Waco Police Chief Brent Stroman, however, said he thinks the department has a good working relationship with Segrest’s office. There are occasions where officers disagree with decisions made by prosecutors, he said, but that’s to be expected because of the different roles each play.
The officers who tend to get the most upset are the patrol officers, the chief said. Unlike detectives, they are not usually privy to what happens with a case after the initial call. So where a detective might be aware of a problem that necessitates a case being tossed, it comes as a surprise to the patrol officer.
“They’re just kind of more out of the loop,” Stroman said.
To help cut down on such frustration, Stroman said he has encouraged officers to take advantage of the prosecutors’ pledge to talk to them when they have concerns about case decisions. Beyond that, he tells officers all they can do is their best job. What ultimately happens to a case is out of their hands, he said.

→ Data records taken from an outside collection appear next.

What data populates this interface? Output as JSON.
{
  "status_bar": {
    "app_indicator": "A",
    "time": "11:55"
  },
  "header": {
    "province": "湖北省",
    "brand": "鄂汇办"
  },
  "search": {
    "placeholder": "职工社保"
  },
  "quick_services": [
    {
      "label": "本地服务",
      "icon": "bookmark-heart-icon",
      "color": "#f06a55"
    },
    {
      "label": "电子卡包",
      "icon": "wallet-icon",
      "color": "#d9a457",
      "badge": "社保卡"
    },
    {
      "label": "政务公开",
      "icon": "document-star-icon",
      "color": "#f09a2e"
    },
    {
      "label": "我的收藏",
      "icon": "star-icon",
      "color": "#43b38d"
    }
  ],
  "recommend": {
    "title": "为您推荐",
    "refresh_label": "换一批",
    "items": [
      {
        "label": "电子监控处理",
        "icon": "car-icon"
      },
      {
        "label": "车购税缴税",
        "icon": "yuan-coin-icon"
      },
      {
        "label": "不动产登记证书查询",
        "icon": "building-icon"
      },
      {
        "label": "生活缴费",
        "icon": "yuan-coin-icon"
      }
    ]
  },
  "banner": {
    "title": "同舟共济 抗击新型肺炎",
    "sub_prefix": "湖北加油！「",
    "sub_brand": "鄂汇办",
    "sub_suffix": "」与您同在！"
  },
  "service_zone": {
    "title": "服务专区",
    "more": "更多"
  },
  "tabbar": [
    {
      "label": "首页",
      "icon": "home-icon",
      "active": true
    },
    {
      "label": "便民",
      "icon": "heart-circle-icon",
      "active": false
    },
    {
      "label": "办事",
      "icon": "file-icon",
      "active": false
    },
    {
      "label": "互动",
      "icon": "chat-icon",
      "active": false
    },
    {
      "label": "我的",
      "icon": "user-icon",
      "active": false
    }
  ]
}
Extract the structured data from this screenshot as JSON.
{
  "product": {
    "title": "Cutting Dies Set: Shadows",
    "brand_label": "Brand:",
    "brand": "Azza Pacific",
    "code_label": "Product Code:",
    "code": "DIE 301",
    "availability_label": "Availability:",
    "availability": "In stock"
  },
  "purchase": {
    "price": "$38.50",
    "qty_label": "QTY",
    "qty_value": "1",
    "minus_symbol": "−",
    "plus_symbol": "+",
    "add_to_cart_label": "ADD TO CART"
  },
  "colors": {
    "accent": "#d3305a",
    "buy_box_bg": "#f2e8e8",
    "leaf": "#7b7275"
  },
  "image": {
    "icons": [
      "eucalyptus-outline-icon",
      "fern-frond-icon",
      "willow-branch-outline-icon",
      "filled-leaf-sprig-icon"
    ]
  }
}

Nonetheless, Stroman said, the department does make an effort to keep a line of communication open with Segrest’s office. If officers were regularly turning in cases that were faulty in some aspect, prosecutors would tell him. Similarly, he would not hesitate to talk to Segrest if the department had concerns about prosecution decisions, he said.
“There might be inherent conflict in the system, but it all boils down to communication,” Stroman said.
In Monday’s Tribune-Herald, find out what experts say voters should consider most when choosing a chief prosecutor.